5.The application was opposed; the respondent filed a replying affidavit sworn on the June 16, 2022. He confirmed the proprietorship of the 2 parcels of land and the long-standing dispute between the 2 families and further stated that the parcels of land share a common boundary.
6.It was however his contention that the application is an abuse of the court process for the reason that; the alleged dispute does not fall under the jurisdiction of the court as the same is a boundary dispute which is within the jurisdiction of the Land Registrar and further that the provisions of the law under which the application is grounded does not confer or mandate the court to grant the orders sought.
7.It was his claim that should the application be allowed; he stands to suffer prejudice as he will have been condemned without due process of the law. He thus urged the court to dismiss the application.
8.The application was canvassed by way of written submission, both parties filed their rival submissions which I have read and taken into account in arriving at my ruling as hereunder;
Analysis And Determination
9.From the foregoing, the sole issue arising for determination is whether the instant application is merited and the applicant is entitled to the reliefs sought.
10.The applicants herein have urged the court to compel the Land Registrar and the County Surveyor to confirm the boundaries between parcel Nos 166 jointly registered in their names and parcel 152 registered in the name of the respondent and which share a common boundary; owing to the long-standing dispute between the 2 parties which has created animosity, conflict and misunderstandings.
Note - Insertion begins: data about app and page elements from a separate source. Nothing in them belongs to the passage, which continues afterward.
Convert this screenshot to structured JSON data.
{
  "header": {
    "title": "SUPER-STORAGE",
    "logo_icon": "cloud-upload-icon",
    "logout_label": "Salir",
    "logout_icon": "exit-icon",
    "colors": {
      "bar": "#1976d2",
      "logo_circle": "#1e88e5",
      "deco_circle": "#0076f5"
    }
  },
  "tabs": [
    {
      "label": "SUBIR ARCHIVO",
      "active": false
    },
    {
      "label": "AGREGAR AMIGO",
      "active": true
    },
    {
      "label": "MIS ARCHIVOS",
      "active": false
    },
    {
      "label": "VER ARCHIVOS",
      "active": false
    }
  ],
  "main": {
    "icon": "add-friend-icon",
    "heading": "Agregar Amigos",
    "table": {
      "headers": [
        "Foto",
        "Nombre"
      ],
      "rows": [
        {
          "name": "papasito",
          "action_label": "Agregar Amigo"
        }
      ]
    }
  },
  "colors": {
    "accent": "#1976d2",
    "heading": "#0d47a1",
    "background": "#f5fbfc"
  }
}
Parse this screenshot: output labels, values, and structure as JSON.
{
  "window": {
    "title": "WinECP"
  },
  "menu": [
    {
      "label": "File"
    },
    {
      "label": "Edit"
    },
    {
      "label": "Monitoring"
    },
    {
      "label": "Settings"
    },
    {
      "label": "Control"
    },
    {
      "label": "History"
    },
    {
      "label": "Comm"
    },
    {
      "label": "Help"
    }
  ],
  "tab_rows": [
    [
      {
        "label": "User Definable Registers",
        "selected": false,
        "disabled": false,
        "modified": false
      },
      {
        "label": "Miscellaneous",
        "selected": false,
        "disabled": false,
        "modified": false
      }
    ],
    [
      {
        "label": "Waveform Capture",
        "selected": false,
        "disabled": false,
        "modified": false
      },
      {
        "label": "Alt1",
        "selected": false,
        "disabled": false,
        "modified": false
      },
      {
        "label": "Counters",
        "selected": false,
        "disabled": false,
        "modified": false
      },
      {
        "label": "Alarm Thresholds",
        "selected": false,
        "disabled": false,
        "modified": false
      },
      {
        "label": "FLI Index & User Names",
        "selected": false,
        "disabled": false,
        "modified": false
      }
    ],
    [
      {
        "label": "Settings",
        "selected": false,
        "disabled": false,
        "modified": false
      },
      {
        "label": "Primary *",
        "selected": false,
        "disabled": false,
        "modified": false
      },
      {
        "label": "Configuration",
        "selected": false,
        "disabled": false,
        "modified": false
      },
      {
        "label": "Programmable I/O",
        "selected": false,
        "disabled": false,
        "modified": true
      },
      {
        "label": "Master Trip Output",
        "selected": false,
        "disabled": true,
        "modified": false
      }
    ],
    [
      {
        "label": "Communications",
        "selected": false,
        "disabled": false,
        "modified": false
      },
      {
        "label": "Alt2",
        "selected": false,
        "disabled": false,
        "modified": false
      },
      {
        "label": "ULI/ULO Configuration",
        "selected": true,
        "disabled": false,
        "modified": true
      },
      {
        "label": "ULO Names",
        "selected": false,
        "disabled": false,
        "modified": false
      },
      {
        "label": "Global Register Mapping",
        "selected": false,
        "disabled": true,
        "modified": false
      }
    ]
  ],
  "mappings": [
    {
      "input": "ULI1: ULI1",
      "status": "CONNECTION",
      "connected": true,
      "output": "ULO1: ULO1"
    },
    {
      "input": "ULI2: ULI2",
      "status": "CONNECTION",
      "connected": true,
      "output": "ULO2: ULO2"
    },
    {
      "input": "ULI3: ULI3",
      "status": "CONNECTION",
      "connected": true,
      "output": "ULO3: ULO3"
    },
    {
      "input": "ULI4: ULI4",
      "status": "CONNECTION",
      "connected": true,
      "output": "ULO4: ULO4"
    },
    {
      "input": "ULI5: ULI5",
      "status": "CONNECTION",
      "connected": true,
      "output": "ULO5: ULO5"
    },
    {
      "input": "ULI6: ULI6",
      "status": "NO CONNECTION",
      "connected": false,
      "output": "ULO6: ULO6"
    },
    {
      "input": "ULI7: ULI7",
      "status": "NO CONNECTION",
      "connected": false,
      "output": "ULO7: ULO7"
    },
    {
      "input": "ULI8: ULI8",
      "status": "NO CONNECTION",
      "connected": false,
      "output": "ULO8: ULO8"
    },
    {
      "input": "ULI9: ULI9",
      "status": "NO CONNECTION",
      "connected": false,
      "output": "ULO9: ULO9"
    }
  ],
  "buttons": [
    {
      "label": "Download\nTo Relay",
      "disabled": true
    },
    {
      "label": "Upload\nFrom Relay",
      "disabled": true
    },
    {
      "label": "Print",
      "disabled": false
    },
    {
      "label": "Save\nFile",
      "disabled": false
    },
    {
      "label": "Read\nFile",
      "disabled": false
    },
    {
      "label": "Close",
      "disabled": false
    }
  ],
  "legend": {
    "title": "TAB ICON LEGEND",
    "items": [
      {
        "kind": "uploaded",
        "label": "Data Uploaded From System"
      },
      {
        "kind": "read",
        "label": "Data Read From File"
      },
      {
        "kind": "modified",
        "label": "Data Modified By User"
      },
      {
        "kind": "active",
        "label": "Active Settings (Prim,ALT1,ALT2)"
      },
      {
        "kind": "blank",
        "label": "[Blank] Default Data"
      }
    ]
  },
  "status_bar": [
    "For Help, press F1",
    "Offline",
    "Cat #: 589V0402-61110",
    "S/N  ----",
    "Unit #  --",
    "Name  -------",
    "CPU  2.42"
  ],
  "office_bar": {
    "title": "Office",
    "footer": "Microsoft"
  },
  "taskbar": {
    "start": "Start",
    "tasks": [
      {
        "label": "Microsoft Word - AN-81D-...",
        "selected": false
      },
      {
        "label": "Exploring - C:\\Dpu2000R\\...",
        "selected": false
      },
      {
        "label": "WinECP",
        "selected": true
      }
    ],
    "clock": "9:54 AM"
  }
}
Even though they acknowledge that the jurisdiction of confirmation of boundaries is a preserve of the Land Registrar, it is their contention that this court has exclusive, original and supervisory jurisdiction to grant the orders sought.
11.The respondents on the other hand maintained that this court is not properly vested with the jurisdiction to issue the reliefs sought given that the determination of boundaries is a preserve of the Land Registrar and County Land Surveyor.
12.This court derives its jurisdiction from Article 162(2) (b) of the Constitution as read together with Section 13(2) of the ELC Act. Sections 18 and 19 of the Land Registration Act addresses the issue of boundaries and the procedure to be followed by an interested party. The sections provide as follows;
13.Section 18(2) above clearly ousts the jurisdiction of the court to determine the issues of boundaries and vests the requisite jurisdiction of the same with the Land Registrar. The doctrine of exhaustion of remedies provides that where there is a clear procedure to be followed in the resolution of a dispute; a party must first ‘exhaust’ the said procedure before proceeding to court. The applicants herein have not demonstrated the actions and steps taken in the form of an application to the Land Registrar to have the boundary issue resolved.
14.Further, it is important to note that this court cannot at this juncture compel the Land Registrar unless by a judicial review application seeking an order of Mandamus. In the instant case, the applicant has filed a miscellaneous application; it is my considered opinion that the said application is premature for the reason that there is no evidence on record to show that the dispute was referred to the Land Registrar pursuant to the provisions of sections 18 and 19 of the Land Registration Act.
15.In the absence of any proof; I find that this is a classic section 18 and 19 of the Land Registration Act matter that must be referred to the Land Registrar for determination.
16.Furthermore, even though the applicants’ advocate had told this court that the substantive suit pertaining this matter was heard and determined; the applicants have not attached any judgment or decree in relation to the same.
17.In the premises; I find that the notice of motion dated March 29, 2022, is not merited and is hereby struck out with costs to the respondent.
DATED, SIGNED AND DELIVERED IN VIRTUALLY AT MIGORI ON 19TH DAY OF DECEMBER, 2022.MOHAMMED N. KULLOWJUDGEIn presence of; -…………………………………. Applicants…………………………………RespondentCourt Assistant- Tom Maurice/ Victor